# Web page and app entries

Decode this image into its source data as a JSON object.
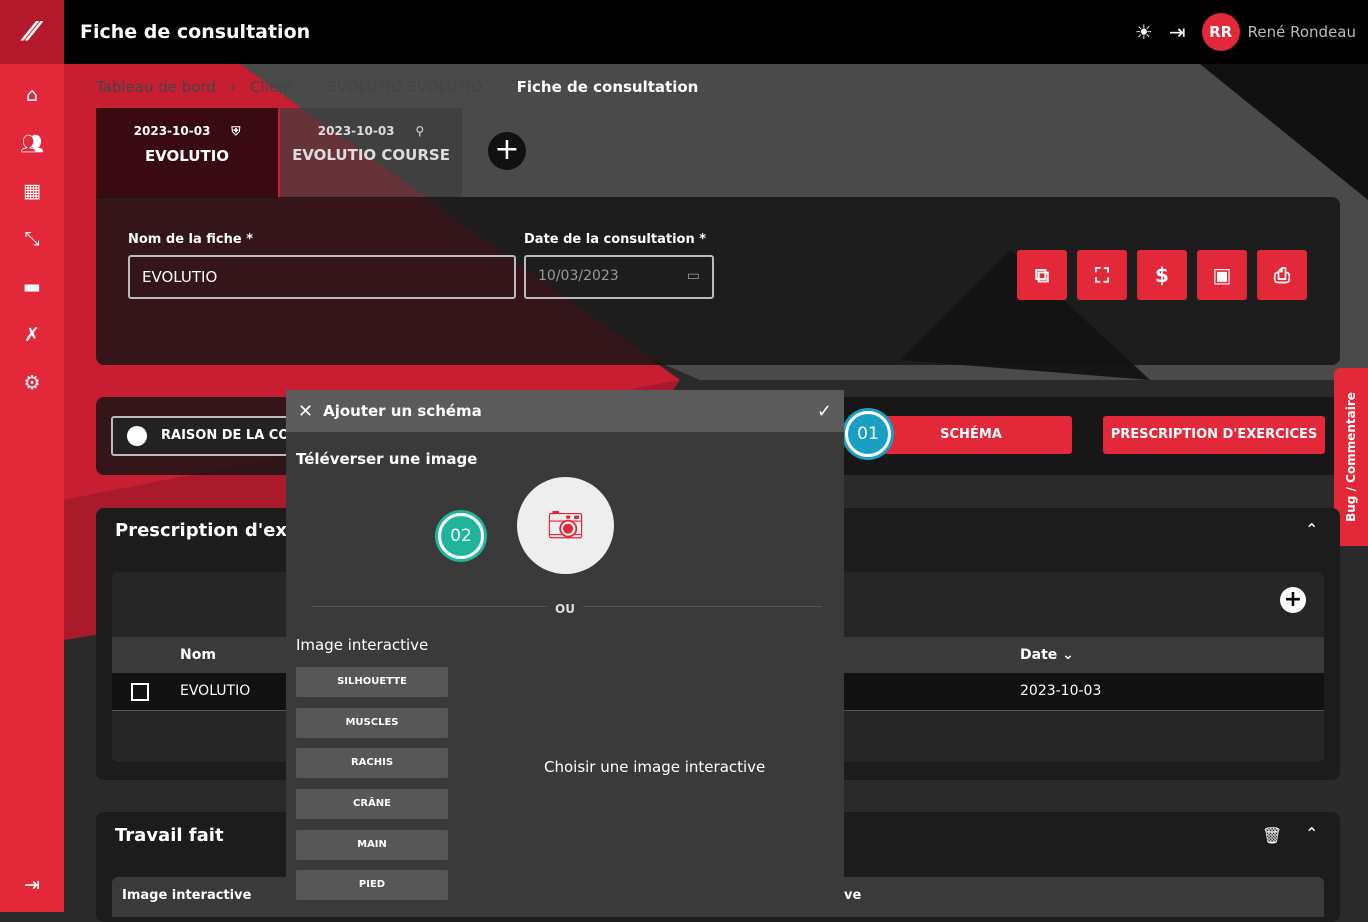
{
  "app": {
    "title": "Fiche de consultation",
    "user_initials": "RR",
    "user_name": "René Rondeau"
  },
  "colors": {
    "accent": "#e3283a",
    "badge": "#1a9fc4"
  },
  "sidebar": {
    "items": [
      {
        "icon": "home-icon"
      },
      {
        "icon": "users-icon"
      },
      {
        "icon": "calendar-icon"
      },
      {
        "icon": "expand-icon"
      },
      {
        "icon": "message-icon"
      },
      {
        "icon": "tools-icon"
      },
      {
        "icon": "settings-icon"
      },
      {
        "icon": "collapse-icon"
      }
    ]
  },
  "breadcrumb": [
    "Tableau de bord",
    "Client",
    "EVOLUTIO EVOLUTIO",
    "Fiche de consultation"
  ],
  "tabs": [
    {
      "date": "2023-10-03",
      "name": "EVOLUTIO",
      "icon": "shield-plus-icon"
    },
    {
      "date": "2023-10-03",
      "name": "EVOLUTIO COURSE",
      "icon": "running-icon"
    }
  ],
  "form": {
    "name_label": "Nom de la fiche *",
    "name_value": "EVOLUTIO",
    "date_label": "Date de la consultation *",
    "date_value": "10/03/2023"
  },
  "section_buttons": {
    "raison": "RAISON DE LA CON",
    "schema": "SCHÉMA",
    "prescription": "PRESCRIPTION D'EXERCICES"
  },
  "badges": {
    "one": "01",
    "two": "02"
  },
  "bug_tab": "Bug / Commentaire",
  "prescription": {
    "title": "Prescription d'exer",
    "col_nom": "Nom",
    "col_date": "Date",
    "row": {
      "nom": "EVOLUTIO",
      "date": "2023-10-03"
    }
  },
  "travail": {
    "title": "Travail fait",
    "col_left": "Image interactive",
    "col_right": "ve"
  },
  "modal": {
    "title": "Ajouter un schéma",
    "upload_label": "Téléverser une image",
    "or": "OU",
    "interactive_label": "Image interactive",
    "options": [
      "SILHOUETTE",
      "MUSCLES",
      "RACHIS",
      "CRÂNE",
      "MAIN",
      "PIED"
    ],
    "placeholder": "Choisir une image interactive"
  }
}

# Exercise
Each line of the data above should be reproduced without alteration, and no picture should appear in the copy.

# Finished exercise
Decode this image into its source data as a JSON object.
{
  "app": {
    "title": "Fiche de consultation",
    "user_initials": "RR",
    "user_name": "René Rondeau"
  },
  "colors": {
    "accent": "#e3283a",
    "badge": "#1a9fc4"
  },
  "sidebar": {
    "items": [
      {
        "icon": "home-icon"
      },
      {
        "icon": "users-icon"
      },
      {
        "icon": "calendar-icon"
      },
      {
        "icon": "expand-icon"
      },
      {
        "icon": "message-icon"
      },
      {
        "icon": "tools-icon"
      },
      {
        "icon": "settings-icon"
      },
      {
        "icon": "collapse-icon"
      }
    ]
  },
  "breadcrumb": [
    "Tableau de bord",
    "Client",
    "EVOLUTIO EVOLUTIO",
    "Fiche de consultation"
  ],
  "tabs": [
    {
      "date": "2023-10-03",
      "name": "EVOLUTIO",
      "icon": "shield-plus-icon"
    },
    {
      "date": "2023-10-03",
      "name": "EVOLUTIO COURSE",
      "icon": "running-icon"
    }
  ],
  "form": {
    "name_label": "Nom de la fiche *",
    "name_value": "EVOLUTIO",
    "date_label": "Date de la consultation *",
    "date_value": "10/03/2023"
  },
  "section_buttons": {
    "raison": "RAISON DE LA CON",
    "schema": "SCHÉMA",
    "prescription": "PRESCRIPTION D'EXERCICES"
  },
  "badges": {
    "one": "01",
    "two": "02"
  },
  "bug_tab": "Bug / Commentaire",
  "prescription": {
    "title": "Prescription d'exer",
    "col_nom": "Nom",
    "col_date": "Date",
    "row": {
      "nom": "EVOLUTIO",
      "date": "2023-10-03"
    }
  },
  "travail": {
    "title": "Travail fait",
    "col_left": "Image interactive",
    "col_right": "ve"
  },
  "modal": {
    "title": "Ajouter un schéma",
    "upload_label": "Téléverser une image",
    "or": "OU",
    "interactive_label": "Image interactive",
    "options": [
      "SILHOUETTE",
      "MUSCLES",
      "RACHIS",
      "CRÂNE",
      "MAIN",
      "PIED"
    ],
    "placeholder": "Choisir une image interactive"
  }
}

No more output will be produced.